By MPHO MOTSIE-MABUDA
Growing up in South Africa especially in black families, sex was a very dirty word. Most of us grew up knowing that sex, sexuality was a taboo topic that should never be discussed openly.
Now it is our responsibility as parents to not bring that negativity into our relationships with our children. As much as sometimes many people might not want to admit, times are changing, and everything is so graphic with access to sex being easily available to our kids on their smart phones. Even on TV shows and music videos they are exposed to sex.
This is the time when it is critical that we always have open and honest conversations with our children about sex. Building that open relationship allows them to trust you and know that they can always come to you to talk or ask you questions about sex without feeling any shame.

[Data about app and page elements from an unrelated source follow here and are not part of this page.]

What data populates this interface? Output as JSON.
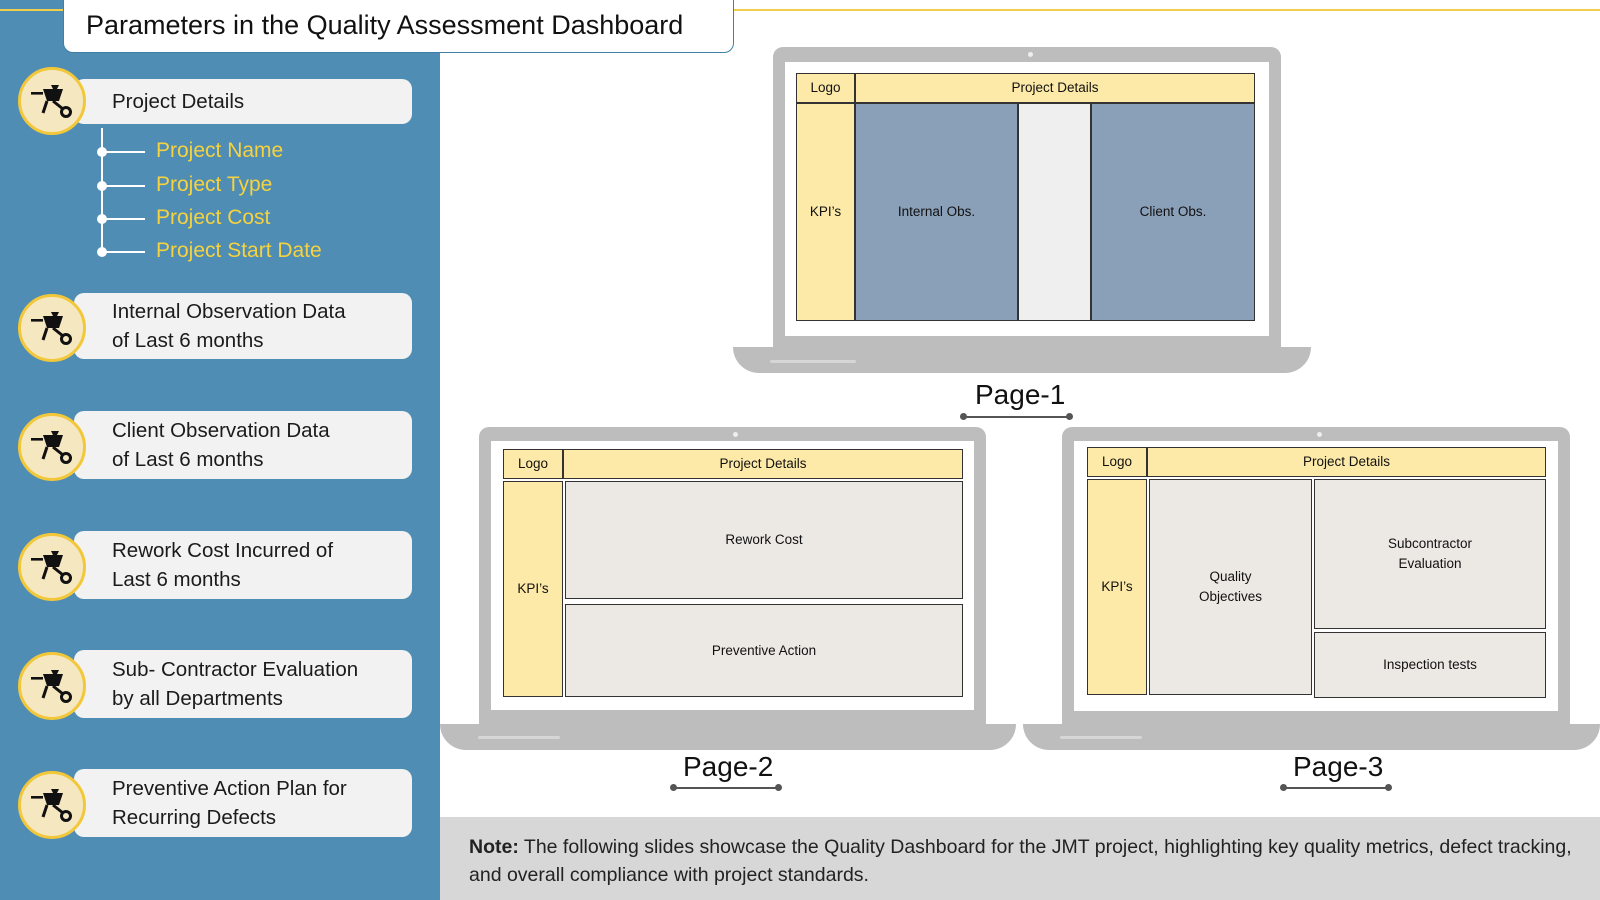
{
  "title": "Parameters in the Quality Assessment Dashboard",
  "sidebar": {
    "items": [
      {
        "label": "Project Details"
      },
      {
        "label": "Internal Observation Data\nof Last 6 months"
      },
      {
        "label": "Client Observation Data\nof Last 6 months"
      },
      {
        "label": "Rework Cost Incurred of\nLast 6 months"
      },
      {
        "label": "Sub- Contractor Evaluation\nby all Departments"
      },
      {
        "label": "Preventive Action Plan for\nRecurring Defects"
      }
    ],
    "subitems": [
      "Project Name",
      "Project Type",
      "Project Cost",
      "Project Start Date"
    ],
    "icon": "wheelbarrow-icon"
  },
  "pages": {
    "page1": {
      "label": "Page-1",
      "logo": "Logo",
      "header": "Project Details",
      "kpis": "KPI’s",
      "internal": "Internal Obs.",
      "client": "Client Obs."
    },
    "page2": {
      "label": "Page-2",
      "logo": "Logo",
      "header": "Project Details",
      "kpis": "KPI’s",
      "rework": "Rework Cost",
      "preventive": "Preventive Action"
    },
    "page3": {
      "label": "Page-3",
      "logo": "Logo",
      "header": "Project Details",
      "kpis": "KPI’s",
      "quality": "Quality\nObjectives",
      "subcontractor": "Subcontractor\nEvaluation",
      "inspection": "Inspection tests"
    }
  },
  "note": {
    "label": "Note:",
    "text": "The following slides showcase the Quality Dashboard for the JMT project, highlighting key quality metrics, defect tracking, and overall compliance with project standards."
  },
  "colors": {
    "sidebar": "#4f8db5",
    "accent_yellow": "#f2c83a",
    "cell_yellow": "#fdeaa8",
    "cell_blue": "#8aa0b8"
  }
}
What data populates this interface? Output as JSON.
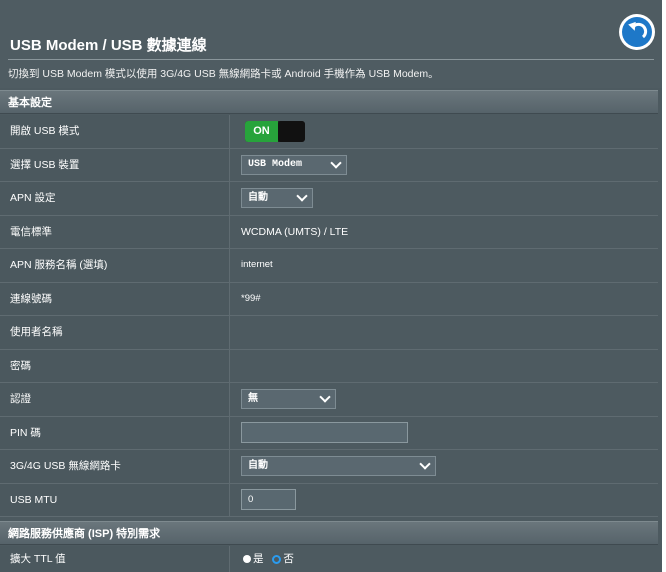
{
  "page": {
    "title": "USB Modem / USB 數據連線",
    "description": "切換到 USB Modem 模式以使用 3G/4G USB 無線網路卡或 Android 手機作為 USB Modem。"
  },
  "sections": {
    "basic": "基本設定",
    "isp": "網路服務供應商 (ISP) 特別需求"
  },
  "fields": {
    "enable_usb": {
      "label": "開啟 USB 模式",
      "value": "ON"
    },
    "usb_device": {
      "label": "選擇 USB 裝置",
      "value": "USB Modem"
    },
    "apn_config": {
      "label": "APN 設定",
      "value": "自動"
    },
    "telecom_std": {
      "label": "電信標準",
      "value": "WCDMA (UMTS) / LTE"
    },
    "apn_name": {
      "label": "APN 服務名稱 (選填)",
      "value": "internet"
    },
    "dial_number": {
      "label": "連線號碼",
      "value": "*99#"
    },
    "username": {
      "label": "使用者名稱",
      "value": ""
    },
    "password": {
      "label": "密碼",
      "value": ""
    },
    "auth": {
      "label": "認證",
      "value": "無"
    },
    "pin": {
      "label": "PIN 碼",
      "value": ""
    },
    "adapter": {
      "label": "3G/4G USB 無線網路卡",
      "value": "自動"
    },
    "usb_mtu": {
      "label": "USB MTU",
      "value": "0"
    },
    "extend_ttl": {
      "label": "擴大 TTL 值",
      "yes": "是",
      "no": "否",
      "selected": "no"
    }
  },
  "colors": {
    "panel_bg": "#4d5a60",
    "toggle_on": "#27a33b",
    "back_button": "#1e78c8"
  },
  "icons": {
    "back": "back-arrow-icon"
  }
}
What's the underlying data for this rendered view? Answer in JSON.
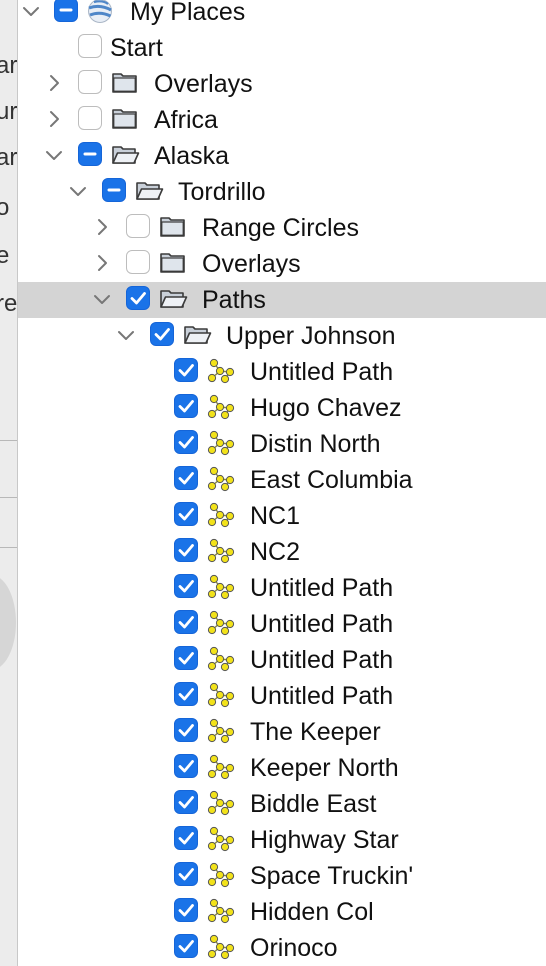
{
  "left_pane": {
    "fragments": [
      "ar",
      "ur",
      "ar",
      "o",
      "e",
      "re"
    ]
  },
  "tree": {
    "root": {
      "label": "My Places",
      "state": "mixed",
      "icon": "globe-icon"
    },
    "items": [
      {
        "label": "Start",
        "state": "off",
        "icon": "none",
        "chevron": "none"
      },
      {
        "label": "Overlays",
        "state": "off",
        "icon": "folder-closed-icon",
        "chevron": "right"
      },
      {
        "label": "Africa",
        "state": "off",
        "icon": "folder-closed-icon",
        "chevron": "right"
      },
      {
        "label": "Alaska",
        "state": "mixed",
        "icon": "folder-open-icon",
        "chevron": "down"
      },
      {
        "label": "Tordrillo",
        "state": "mixed",
        "icon": "folder-open-icon",
        "chevron": "down"
      },
      {
        "label": "Range Circles",
        "state": "off",
        "icon": "folder-closed-icon",
        "chevron": "right"
      },
      {
        "label": "Overlays",
        "state": "off",
        "icon": "folder-closed-icon",
        "chevron": "right"
      },
      {
        "label": "Paths",
        "state": "on",
        "icon": "folder-open-icon",
        "chevron": "down",
        "selected": true
      },
      {
        "label": "Upper Johnson",
        "state": "on",
        "icon": "folder-open-icon",
        "chevron": "down"
      }
    ],
    "paths": [
      "Untitled Path",
      "Hugo Chavez",
      "Distin North",
      "East Columbia",
      "NC1",
      "NC2",
      "Untitled Path",
      "Untitled Path",
      "Untitled Path",
      "Untitled Path",
      "The Keeper",
      "Keeper North",
      "Biddle East",
      "Highway Star",
      "Space Truckin'",
      "Hidden Col",
      "Orinoco"
    ]
  },
  "colors": {
    "checkbox_blue": "#1a73e8",
    "selection_gray": "#d4d4d4",
    "path_node_yellow": "#f2e21a"
  }
}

Once you open up the doors to communication with your child, you should be ready to hear and deal with shocking news of things they might have already done, what they have heard or seen from a friend.
This could easily bring about shame because you are caught off guard by what your child might have done or has been exposed to and your first parental instinct will be to shame or discipline them.
Always try to remember how hard and confusing teenage years are and our children need our guidance and truthfulness and not scare tactics. We need to be aware that children can do things behind their parents’ backs, and they can find a way if they want to no matter how strict you think you are due to peer pressure from friends, a partner and social media.
For an example, you might get a girl who goes for virginity testing and always passes the test, yes, she might not be practicing vaginal intercourse but that doesn’t mean she is not practicing other sexual activities like oral sex, anal penetration etc.
This is why we have to protect our teenagers by giving them quality sexual education so they can understand that all these are also classified as sex and they also come with some certain dangers if precautions are not taken.
We need to teach our boys about respecting females. We need to teach all our children about the importance of consent. As parents if we ourselves are not comfortable talking about sex with our partners or have blurred lines when it comes to consent, then how are we going to guide our children to make informed and safe decisions.
I have heard many parents asking me if they open that conversation, wont it make their children curious. No, it won’t, studies show that when parents openly talk to their kids about sexuality and sex. Kids are more likely to wait longer than kids who don’t have open conversations with their parents, even teenagers themselves say so.
Parents, stay informed and be open with your kids and put aside whatever negative issues you might have experienced in your past or have with sex. Be open with them. Remember you are doing it for your child’s safety.